● Work to be completed:
Output the data word for word, dropping every image.

● Exercise data:
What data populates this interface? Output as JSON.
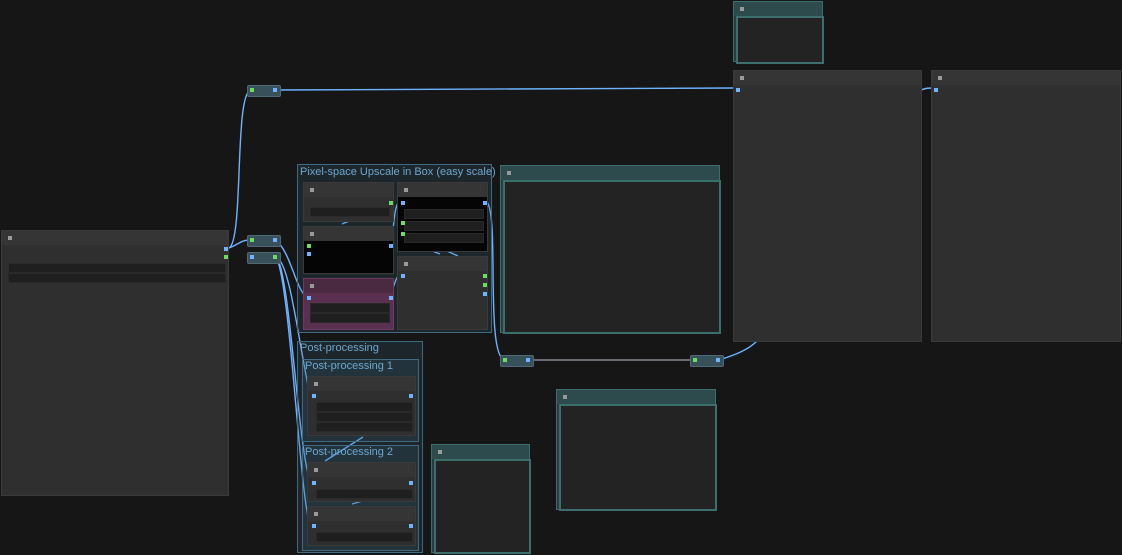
{
  "canvas": {
    "background": "#161616",
    "link_color": "#6eb3ff",
    "group_color": "#3f6a80"
  },
  "groups": {
    "upscale": {
      "title": "Pixel-space Upscale in Box (easy scale)"
    },
    "post": {
      "title": "Post-processing"
    },
    "post1": {
      "title": "Post-processing 1"
    },
    "post2": {
      "title": "Post-processing 2"
    }
  },
  "icons": {
    "node_collapse": "collapse-dot-icon",
    "port": "port-dot-icon"
  }
}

● Written solution:
What data populates this interface? Output as JSON.
{
  "canvas": {
    "background": "#161616",
    "link_color": "#6eb3ff",
    "group_color": "#3f6a80"
  },
  "groups": {
    "upscale": {
      "title": "Pixel-space Upscale in Box (easy scale)"
    },
    "post": {
      "title": "Post-processing"
    },
    "post1": {
      "title": "Post-processing 1"
    },
    "post2": {
      "title": "Post-processing 2"
    }
  },
  "icons": {
    "node_collapse": "collapse-dot-icon",
    "port": "port-dot-icon"
  }
}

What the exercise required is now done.